Text full multimedia monochrome

First time here?

Find out more about how The Lecture List works.

Do you organise talks?

Register to tell us about them. The Lecture List is a great place to be listed, but it's also an easy place to upload your information to. It's very simple and costs nothing. Find out more

Help!

Find out what you can do to keep The Lecture List online

Quacks and quackery: Neglected knowledge or medical madness?

Today, much of the medicine of the past looks like quackery, yet at the time it was accepted by the best doctors of the day - and it seemed to work. Certain theories and practices have moved from quackery to orthodoxy to quackery again. Using images and objects from the Science Museum, this event asks: How do we spot a quack? Do the quacks of the past look like the quacks of the present? How has quackery influenced medicine in history? What it is - and what is not - medicine? How do we know what works and why? Presented by Dr Patrick Wallis, LSE and the Science Museum's medical team.


Quacks exist beyond the margins of orthodox medicine, peddling useless drugs to the credulous and foolish. At least that is what their enemies say. To others, quackery is just an accusation used by orthodox medicine to discredit alternative ideas.

Today, much of the medicine of the past looks like quackery, yet at the time it was accepted by the best doctors of the day - and it seemed to work. Certain theories and practices have moved from quackery to orthodoxy to quackery again. Using images and objects from the Science Museum, this event asks: How do we spot a quack? Do the quacks of the past look like the quacks of the present? How has quackery influenced medicine in history? What it is - and what is not - medicine? How do we know what works and why? Presented by Dr Patrick Wallis, LSE and the Science Museum's medical team.

This event is at the Science Museum’s Dana Centre - the UK’s only dedicated venue for adults to discuss contemporary and controversial science - and is part of a series of debates as well as interactive quiz nights with unseen objects from the Science Museum’s vast collection to explore complementary and alternative medicines (CAM).


Speaker(s):

Dr Patrick Wallace | talks

 

Date and Time:

9 March 2005 at 7:00 pm

Duration:

1 hour 30 minutes

 

Venue:

Dana Centre
165 Queen's Gate
London
SW7 5HE
+44 20 79 42 40 40
http://www.danacentre.org.uk
Show map

Organised by:

Science Museum
See other talks organised by Science Museum...

 

Tickets:

FREE

Available from:

Tickets are FREE but must be pre-booked on: 020 7942 4040 or tickets@danacentre.org.uk

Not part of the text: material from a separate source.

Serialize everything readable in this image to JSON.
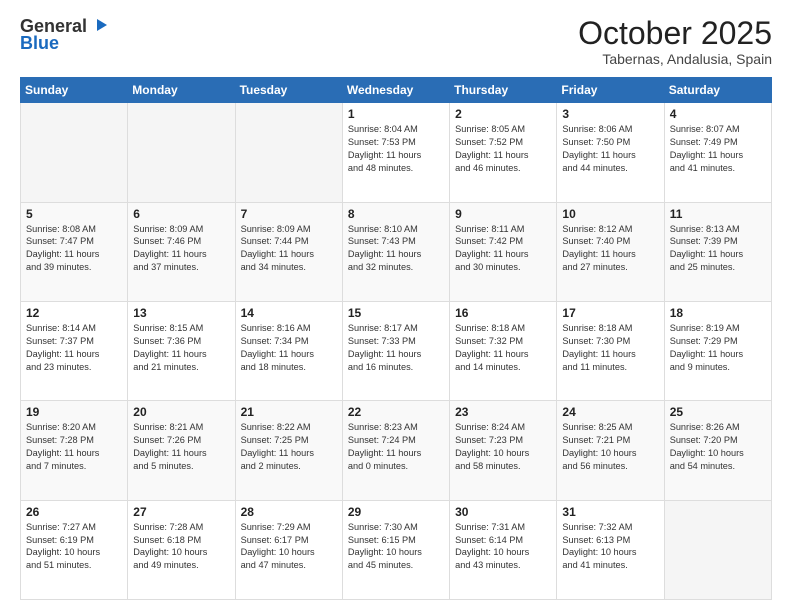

Register to tell a friend about this lecture.

Comments

If you would like to comment about this lecture, please register here.



 

Any ad revenue is entirely reinvested into the Lecture List's operating fund